The Falcon 9's upper stage deployed Eutelsat 10B as planned into a geostationary transfer orbit about 35.5 minutes after liftoff. The satellite will nowmake its own way to a geosynchronous orbit, meaning that it will orbit the Earth in such a way to consistently gaze at one part of the planet below.
Eutelsat 10B includes a high-capacity communications payload in the Ku-band "in the busiest air and sea traffic zones" over the North Atlantic, Europe, the Mediterranean basin and the Middle East, Eutelsat officials wrote of the mission. A second Ku-band payload will be available for the Atlantic Ocean, Africa and the Indian Ocean.
The satellite also carries two widebeam C- and Ku-band payloads for existing customers upon Eutelsat 10A, Eutelsat officials stated. The new satellite will replace the 12-year-old Eutelsat 10A, which is expected to enter its end of service in 2023 for customers in the Americas and Asia.

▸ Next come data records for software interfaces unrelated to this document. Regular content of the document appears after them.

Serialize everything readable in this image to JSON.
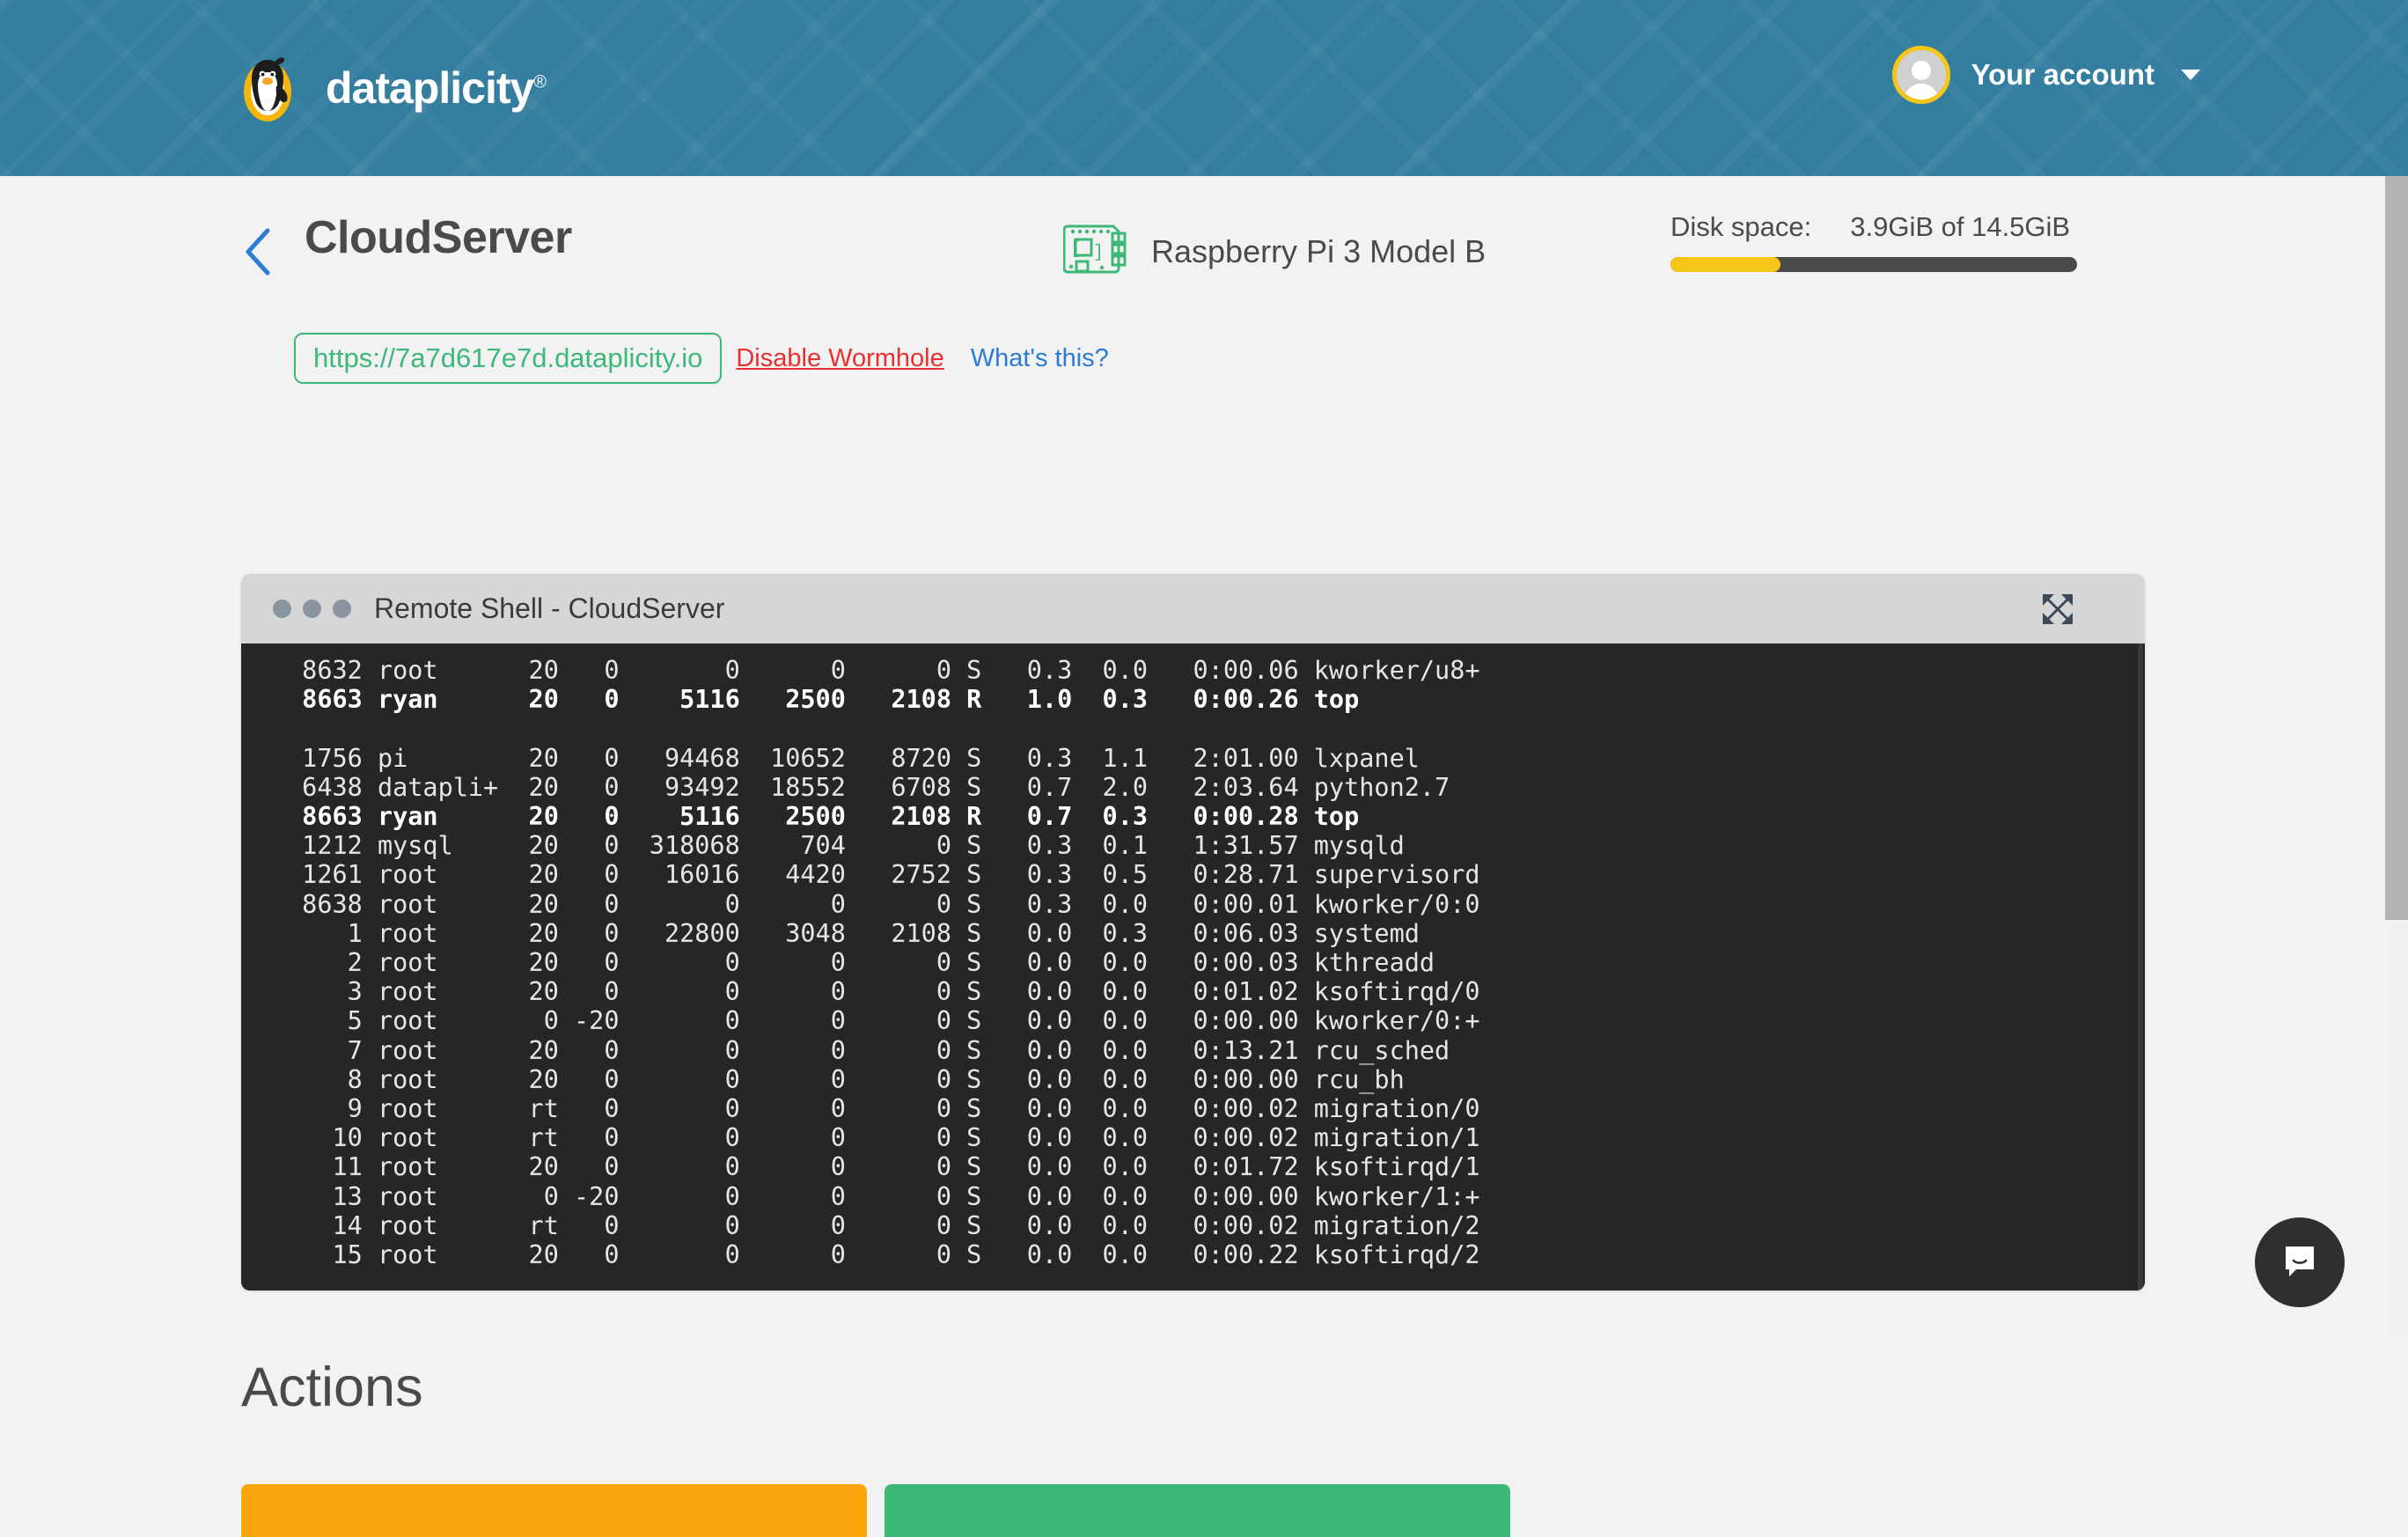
{
  "header": {
    "brand_name": "dataplicity",
    "brand_mark": "®",
    "logo_icon": "penguin-logo-icon",
    "account_label": "Your account",
    "avatar_icon": "user-avatar-icon",
    "caret_icon": "chevron-down-icon",
    "background_color": "#337d9e"
  },
  "device_page": {
    "back_icon": "chevron-left-icon",
    "title": "CloudServer",
    "device_icon": "raspberry-pi-board-icon",
    "device_name": "Raspberry Pi 3 Model B",
    "disk": {
      "label": "Disk space:",
      "value": "3.9GiB of 14.5GiB",
      "used_gib": 3.9,
      "total_gib": 14.5,
      "percent": 27,
      "fill_color": "#f5c518",
      "track_color": "#4a4a4a"
    },
    "wormhole": {
      "url": "https://7a7d617e7d.dataplicity.io",
      "url_color": "#3cb878",
      "disable_label": "Disable Wormhole",
      "disable_color": "#e8312f",
      "help_label": "What's this?",
      "help_color": "#2b7cd3"
    }
  },
  "terminal": {
    "title": "Remote Shell - CloudServer",
    "expand_icon": "expand-arrows-icon",
    "traffic_lights": [
      "dot",
      "dot",
      "dot"
    ],
    "background_color": "#262626",
    "lines": [
      {
        "text": " 8632 root      20   0       0      0      0 S   0.3  0.0   0:00.06 kworker/u8+",
        "bold": false
      },
      {
        "text": " 8663 ryan      20   0    5116   2500   2108 R   1.0  0.3   0:00.26 top",
        "bold": true
      },
      {
        "text": "",
        "bold": false
      },
      {
        "text": " 1756 pi        20   0   94468  10652   8720 S   0.3  1.1   2:01.00 lxpanel",
        "bold": false
      },
      {
        "text": " 6438 datapli+  20   0   93492  18552   6708 S   0.7  2.0   2:03.64 python2.7",
        "bold": false
      },
      {
        "text": " 8663 ryan      20   0    5116   2500   2108 R   0.7  0.3   0:00.28 top",
        "bold": true
      },
      {
        "text": " 1212 mysql     20   0  318068    704      0 S   0.3  0.1   1:31.57 mysqld",
        "bold": false
      },
      {
        "text": " 1261 root      20   0   16016   4420   2752 S   0.3  0.5   0:28.71 supervisord",
        "bold": false
      },
      {
        "text": " 8638 root      20   0       0      0      0 S   0.3  0.0   0:00.01 kworker/0:0",
        "bold": false
      },
      {
        "text": "    1 root      20   0   22800   3048   2108 S   0.0  0.3   0:06.03 systemd",
        "bold": false
      },
      {
        "text": "    2 root      20   0       0      0      0 S   0.0  0.0   0:00.03 kthreadd",
        "bold": false
      },
      {
        "text": "    3 root      20   0       0      0      0 S   0.0  0.0   0:01.02 ksoftirqd/0",
        "bold": false
      },
      {
        "text": "    5 root       0 -20       0      0      0 S   0.0  0.0   0:00.00 kworker/0:+",
        "bold": false
      },
      {
        "text": "    7 root      20   0       0      0      0 S   0.0  0.0   0:13.21 rcu_sched",
        "bold": false
      },
      {
        "text": "    8 root      20   0       0      0      0 S   0.0  0.0   0:00.00 rcu_bh",
        "bold": false
      },
      {
        "text": "    9 root      rt   0       0      0      0 S   0.0  0.0   0:00.02 migration/0",
        "bold": false
      },
      {
        "text": "   10 root      rt   0       0      0      0 S   0.0  0.0   0:00.02 migration/1",
        "bold": false
      },
      {
        "text": "   11 root      20   0       0      0      0 S   0.0  0.0   0:01.72 ksoftirqd/1",
        "bold": false
      },
      {
        "text": "   13 root       0 -20       0      0      0 S   0.0  0.0   0:00.00 kworker/1:+",
        "bold": false
      },
      {
        "text": "   14 root      rt   0       0      0      0 S   0.0  0.0   0:00.02 migration/2",
        "bold": false
      },
      {
        "text": "   15 root      20   0       0      0      0 S   0.0  0.0   0:00.22 ksoftirqd/2",
        "bold": false
      }
    ]
  },
  "actions": {
    "heading": "Actions",
    "buttons": [
      {
        "name": "action-button-primary",
        "color": "#f9a50b"
      },
      {
        "name": "action-button-secondary",
        "color": "#3cb878"
      }
    ]
  },
  "chat": {
    "icon": "chat-bubble-icon",
    "background_color": "#2f2f2f"
  }
}
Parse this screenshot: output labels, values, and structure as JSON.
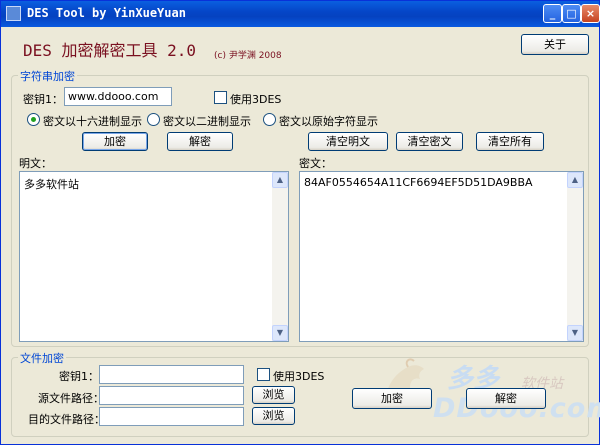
{
  "window": {
    "title": "DES Tool by YinXueYuan",
    "min_glyph": "_",
    "max_glyph": "□",
    "close_glyph": "×"
  },
  "header": {
    "app_title": "DES 加密解密工具 2.0",
    "copyright": "(c) 尹学渊 2008",
    "about_label": "关于"
  },
  "string_group": {
    "title": "字符串加密",
    "key_label": "密钥1：",
    "key_value": "www.ddooo.com",
    "use3des_label": "使用3DES",
    "radio_hex": "密文以十六进制显示",
    "radio_bin": "密文以二进制显示",
    "radio_raw": "密文以原始字符显示",
    "encrypt_label": "加密",
    "decrypt_label": "解密",
    "clear_plain_label": "清空明文",
    "clear_cipher_label": "清空密文",
    "clear_all_label": "清空所有",
    "plain_label": "明文：",
    "plain_text": "多多软件站",
    "cipher_label": "密文：",
    "cipher_text": "84AF0554654A11CF6694EF5D51DA9BBA"
  },
  "file_group": {
    "title": "文件加密",
    "key_label": "密钥1：",
    "key_value": "",
    "use3des_label": "使用3DES",
    "source_label": "源文件路径：",
    "source_value": "",
    "dest_label": "目的文件路径：",
    "dest_value": "",
    "browse_label": "浏览",
    "encrypt_label": "加密",
    "decrypt_label": "解密"
  },
  "watermark": {
    "line1": "多多",
    "line2": "软件站",
    "line3": "DDooo.com"
  },
  "colors": {
    "titlebar": "#0546c8",
    "app_title": "#7a1020",
    "group_title": "#0046d5",
    "window_bg": "#ece9d8"
  },
  "icons": [
    "app-icon",
    "minimize-icon",
    "maximize-icon",
    "close-icon",
    "scroll-up-icon",
    "scroll-down-icon",
    "horse-logo-icon"
  ]
}
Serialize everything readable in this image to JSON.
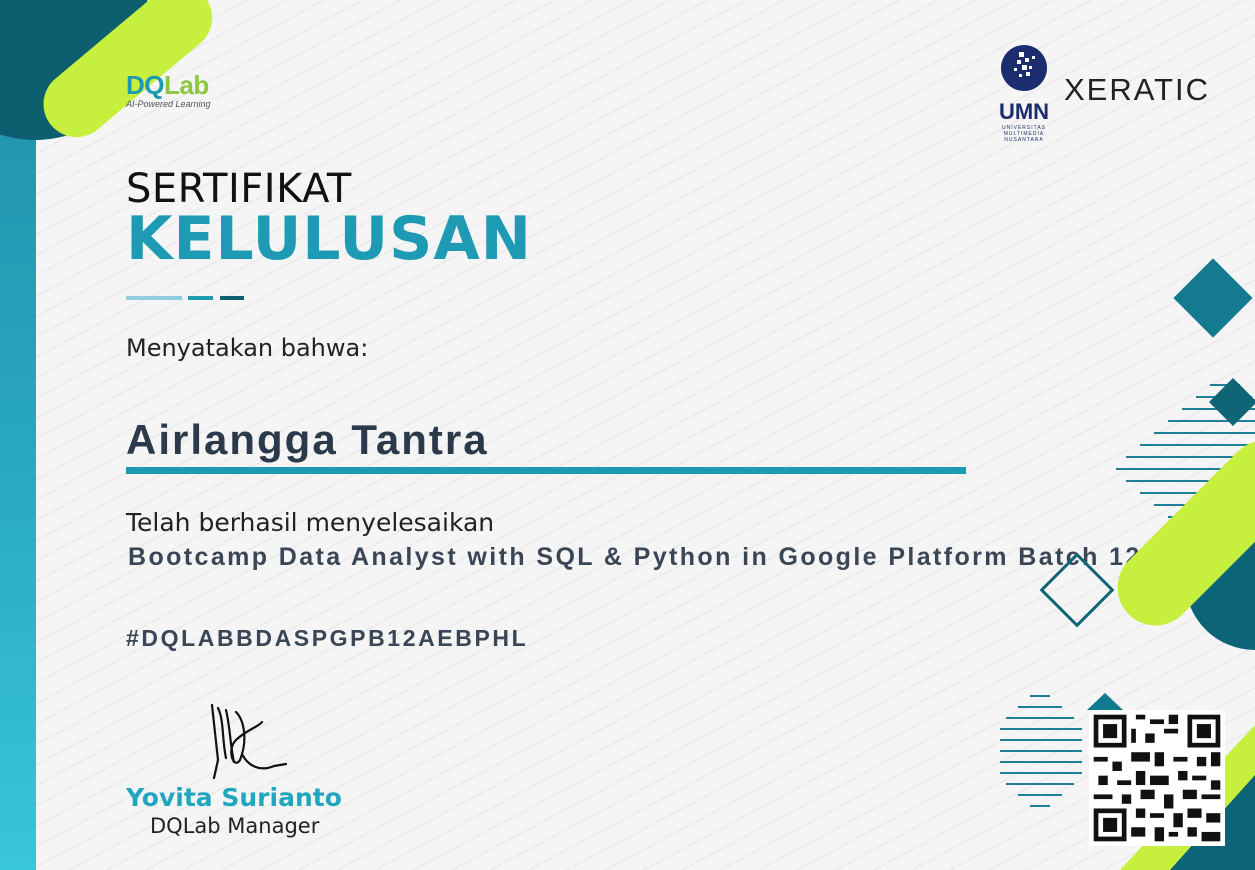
{
  "brand": {
    "logo_text_d": "D",
    "logo_text_q": "Q",
    "logo_text_lab": "Lab",
    "tagline": "AI-Powered Learning"
  },
  "partners": {
    "umn_abbr": "UMN",
    "umn_sub_1": "UNIVERSITAS",
    "umn_sub_2": "MULTIMEDIA",
    "umn_sub_3": "NUSANTARA",
    "xeratic": "XERATIC"
  },
  "certificate": {
    "title_line1": "SERTIFIKAT",
    "title_line2": "KELULUSAN",
    "statement": "Menyatakan bahwa:",
    "recipient_name": "Airlangga Tantra",
    "completed_label": "Telah berhasil menyelesaikan",
    "course_name": "Bootcamp Data Analyst with SQL & Python in Google Platform Batch 12",
    "certificate_code": "#DQLABBDASPGPB12AEBPHL"
  },
  "signatory": {
    "name": "Yovita Surianto",
    "role": "DQLab Manager"
  },
  "colors": {
    "teal": "#1e9ab4",
    "dark_teal": "#0d5e6f",
    "lime": "#c6f03d",
    "text_dark": "#2b3a4a"
  },
  "icons": {
    "signature": "handwritten-signature",
    "qr": "qr-code",
    "umn_mark": "umn-dot-globe-icon"
  }
}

Elizabeth Howell is the co-author of "Why Am I Taller?" (ECW Press, 2022; with Canadian astronaut Dave Williams), a book about space medicine. Follow her on Twitter @howellspace. Follow us on Twitter @Spacedotcom or Facebook.